■ **WORK TO BE COMPLETED**: Write out each record below exactly, but not the pictures.
====== INFORMATION PROVIDED ======
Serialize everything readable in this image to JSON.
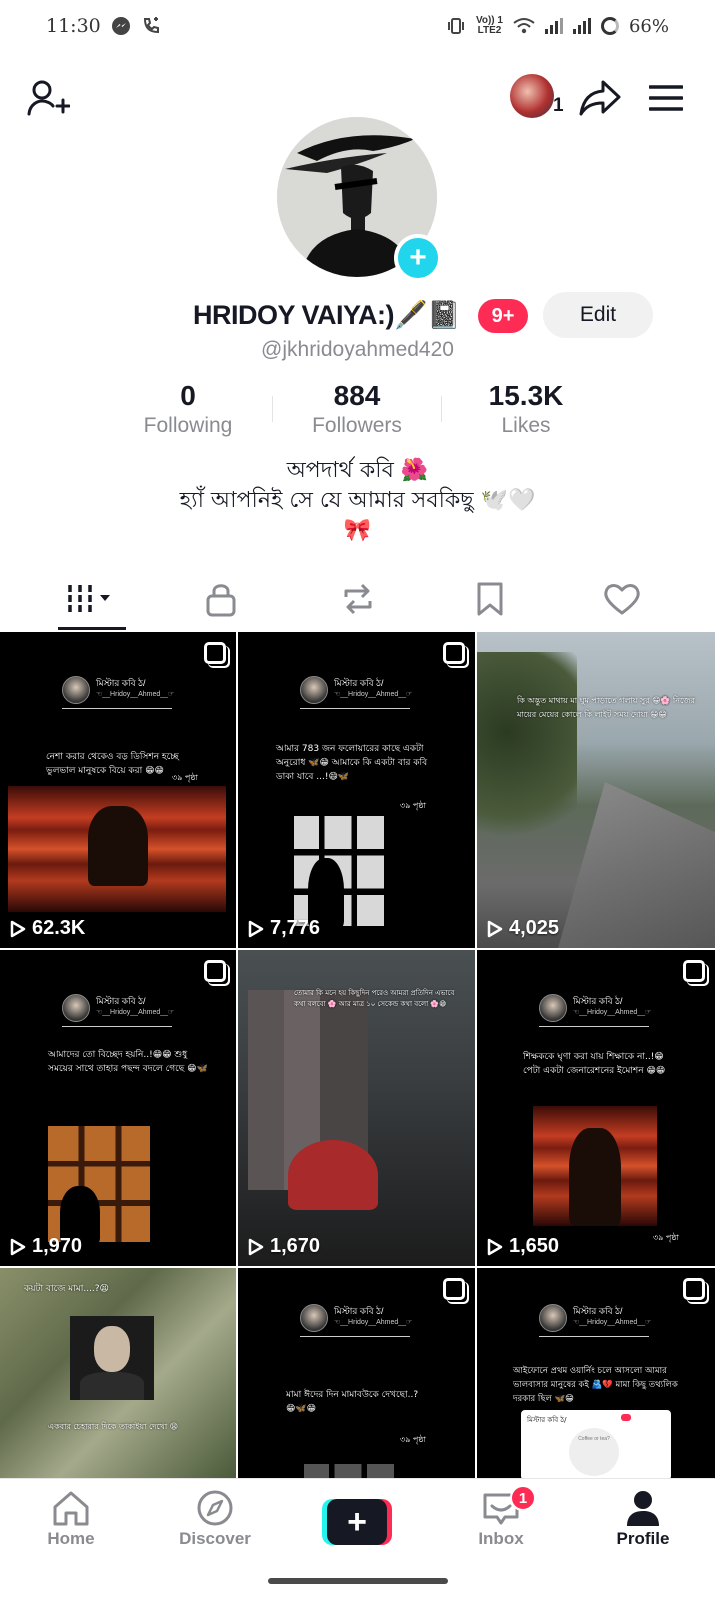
{
  "status_bar": {
    "time": "11:30",
    "network_label_top": "Vo)) 1",
    "network_label_bottom": "LTE2",
    "battery": "66%"
  },
  "header": {
    "friends_count": "1"
  },
  "profile": {
    "display_name": "HRIDOY VAIYA:)🖋️📓",
    "notification_badge": "9+",
    "edit_label": "Edit",
    "username": "@jkhridoyahmed420",
    "stats": [
      {
        "value": "0",
        "label": "Following"
      },
      {
        "value": "884",
        "label": "Followers"
      },
      {
        "value": "15.3K",
        "label": "Likes"
      }
    ],
    "bio": [
      "অপদার্থ কবি 🌺",
      "হ্যাঁ আপনিই সে যে আমার সবকিছু 🕊️🤍",
      "🎀"
    ]
  },
  "tabs": [
    {
      "name": "videos",
      "icon": "grid-bars-icon",
      "active": true
    },
    {
      "name": "private",
      "icon": "lock-icon"
    },
    {
      "name": "reposts",
      "icon": "repost-icon"
    },
    {
      "name": "favorites",
      "icon": "bookmark-icon"
    },
    {
      "name": "liked",
      "icon": "heart-icon"
    }
  ],
  "videos": [
    {
      "views": "62.3K",
      "caption": "নেশা করার থেকেও বড় ডিসিশন হচ্ছে ভুলভাল মানুষকে বিয়ে করা 😁😁",
      "page": "৩৯ পৃষ্ঠা",
      "header_name": "মিস্টার কবি ঠ/",
      "header_sub": "☜__Hridoy__Ahmed__☞"
    },
    {
      "views": "7,776",
      "caption": "আমার 783 জন ফলোয়ারের কাছে একটা অনুরোধ 🦋😁 আমাকে কি একটা বার কবি ডাকা যাবে ...!😄🦋",
      "page": "৩৯ পৃষ্ঠা",
      "header_name": "মিস্টার কবি ঠ/",
      "header_sub": "☜__Hridoy__Ahmed__☞"
    },
    {
      "views": "4,025",
      "caption": "কি অদ্ভুত মাথায় মা ঘুম পাড়াতে গলায় সুর 😁🌸 নিজের মায়ের মেয়ের কোলে কি লাইট সময় দোয়া 😁😁",
      "page": "",
      "header_name": "",
      "header_sub": ""
    },
    {
      "views": "1,970",
      "caption": "আমাদের তো বিচ্ছেদ হয়নি..!😁😁 শুধু সময়ের সাথে তাহার পছন্দ বদলে গেছে 😁🦋",
      "page": "",
      "header_name": "মিস্টার কবি ঠ/",
      "header_sub": "☜__Hridoy__Ahmed__☞"
    },
    {
      "views": "1,670",
      "caption": "তোমার কি মনে হয় কিছুদিন পরেও আমরা প্রতিদিন এভাবে কথা বলবো 🌸 আর মাত্র ১০ সেকেন্ড কথা বলো 🌸😁",
      "page": "",
      "header_name": "",
      "header_sub": ""
    },
    {
      "views": "1,650",
      "caption": "শিক্ষককে ঘৃণা করা যায় শিক্ষাকে না..!😁 পেটা একটা জেনারেশনের ইমোশন 😁😁",
      "page": "৩৯ পৃষ্ঠা",
      "header_name": "মিস্টার কবি ঠ/",
      "header_sub": "☜__Hridoy__Ahmed__☞"
    },
    {
      "views": "",
      "caption": "কয়টা বাজে মামা....?😫",
      "caption2": "একবার চেহারার দিকে তাকাইয়া দেখো 😫",
      "page": "",
      "header_name": "",
      "header_sub": ""
    },
    {
      "views": "",
      "caption": "মামা ঈদের দিন মামাবউকে দেখছো..?😁🦋😁",
      "page": "৩৯ পৃষ্ঠা",
      "header_name": "মিস্টার কবি ঠ/",
      "header_sub": "☜__Hridoy__Ahmed__☞"
    },
    {
      "views": "",
      "caption": "আইফোনে প্রথম ওয়ার্নিং চলে আসলো আমার ভালবাসার মানুষের কই 🫂💔 মামা কিছু তথ্যলিক দরকার ছিল 🦋😁",
      "page": "",
      "header_name": "মিস্টার কবি ঠ/",
      "header_sub": "☜__Hridoy__Ahmed__☞",
      "inner_card_title": "মিস্টার কবি ঠ/",
      "inner_card_text": "Coffee or tea?"
    }
  ],
  "bottom_nav": [
    {
      "label": "Home",
      "icon": "home-icon"
    },
    {
      "label": "Discover",
      "icon": "compass-icon"
    },
    {
      "label": "",
      "icon": "create-plus-icon"
    },
    {
      "label": "Inbox",
      "icon": "inbox-icon",
      "badge": "1"
    },
    {
      "label": "Profile",
      "icon": "profile-icon",
      "active": true
    }
  ],
  "colors": {
    "accent_pink": "#fe2c55",
    "accent_cyan": "#25f4ee",
    "avatar_plus": "#20d5ec",
    "muted_text": "#8a8b91"
  }
}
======
■ **EXERCISE RESPONSE**:
Serialize everything readable in this image to JSON.
{
  "status_bar": {
    "time": "11:30",
    "network_label_top": "Vo)) 1",
    "network_label_bottom": "LTE2",
    "battery": "66%"
  },
  "header": {
    "friends_count": "1"
  },
  "profile": {
    "display_name": "HRIDOY VAIYA:)🖋️📓",
    "notification_badge": "9+",
    "edit_label": "Edit",
    "username": "@jkhridoyahmed420",
    "stats": [
      {
        "value": "0",
        "label": "Following"
      },
      {
        "value": "884",
        "label": "Followers"
      },
      {
        "value": "15.3K",
        "label": "Likes"
      }
    ],
    "bio": [
      "অপদার্থ কবি 🌺",
      "হ্যাঁ আপনিই সে যে আমার সবকিছু 🕊️🤍",
      "🎀"
    ]
  },
  "tabs": [
    {
      "name": "videos",
      "icon": "grid-bars-icon",
      "active": true
    },
    {
      "name": "private",
      "icon": "lock-icon"
    },
    {
      "name": "reposts",
      "icon": "repost-icon"
    },
    {
      "name": "favorites",
      "icon": "bookmark-icon"
    },
    {
      "name": "liked",
      "icon": "heart-icon"
    }
  ],
  "videos": [
    {
      "views": "62.3K",
      "caption": "নেশা করার থেকেও বড় ডিসিশন হচ্ছে ভুলভাল মানুষকে বিয়ে করা 😁😁",
      "page": "৩৯ পৃষ্ঠা",
      "header_name": "মিস্টার কবি ঠ/",
      "header_sub": "☜__Hridoy__Ahmed__☞"
    },
    {
      "views": "7,776",
      "caption": "আমার 783 জন ফলোয়ারের কাছে একটা অনুরোধ 🦋😁 আমাকে কি একটা বার কবি ডাকা যাবে ...!😄🦋",
      "page": "৩৯ পৃষ্ঠা",
      "header_name": "মিস্টার কবি ঠ/",
      "header_sub": "☜__Hridoy__Ahmed__☞"
    },
    {
      "views": "4,025",
      "caption": "কি অদ্ভুত মাথায় মা ঘুম পাড়াতে গলায় সুর 😁🌸 নিজের মায়ের মেয়ের কোলে কি লাইট সময় দোয়া 😁😁",
      "page": "",
      "header_name": "",
      "header_sub": ""
    },
    {
      "views": "1,970",
      "caption": "আমাদের তো বিচ্ছেদ হয়নি..!😁😁 শুধু সময়ের সাথে তাহার পছন্দ বদলে গেছে 😁🦋",
      "page": "",
      "header_name": "মিস্টার কবি ঠ/",
      "header_sub": "☜__Hridoy__Ahmed__☞"
    },
    {
      "views": "1,670",
      "caption": "তোমার কি মনে হয় কিছুদিন পরেও আমরা প্রতিদিন এভাবে কথা বলবো 🌸 আর মাত্র ১০ সেকেন্ড কথা বলো 🌸😁",
      "page": "",
      "header_name": "",
      "header_sub": ""
    },
    {
      "views": "1,650",
      "caption": "শিক্ষককে ঘৃণা করা যায় শিক্ষাকে না..!😁 পেটা একটা জেনারেশনের ইমোশন 😁😁",
      "page": "৩৯ পৃষ্ঠা",
      "header_name": "মিস্টার কবি ঠ/",
      "header_sub": "☜__Hridoy__Ahmed__☞"
    },
    {
      "views": "",
      "caption": "কয়টা বাজে মামা....?😫",
      "caption2": "একবার চেহারার দিকে তাকাইয়া দেখো 😫",
      "page": "",
      "header_name": "",
      "header_sub": ""
    },
    {
      "views": "",
      "caption": "মামা ঈদের দিন মামাবউকে দেখছো..?😁🦋😁",
      "page": "৩৯ পৃষ্ঠা",
      "header_name": "মিস্টার কবি ঠ/",
      "header_sub": "☜__Hridoy__Ahmed__☞"
    },
    {
      "views": "",
      "caption": "আইফোনে প্রথম ওয়ার্নিং চলে আসলো আমার ভালবাসার মানুষের কই 🫂💔 মামা কিছু তথ্যলিক দরকার ছিল 🦋😁",
      "page": "",
      "header_name": "মিস্টার কবি ঠ/",
      "header_sub": "☜__Hridoy__Ahmed__☞",
      "inner_card_title": "মিস্টার কবি ঠ/",
      "inner_card_text": "Coffee or tea?"
    }
  ],
  "bottom_nav": [
    {
      "label": "Home",
      "icon": "home-icon"
    },
    {
      "label": "Discover",
      "icon": "compass-icon"
    },
    {
      "label": "",
      "icon": "create-plus-icon"
    },
    {
      "label": "Inbox",
      "icon": "inbox-icon",
      "badge": "1"
    },
    {
      "label": "Profile",
      "icon": "profile-icon",
      "active": true
    }
  ],
  "colors": {
    "accent_pink": "#fe2c55",
    "accent_cyan": "#25f4ee",
    "avatar_plus": "#20d5ec",
    "muted_text": "#8a8b91"
  }
}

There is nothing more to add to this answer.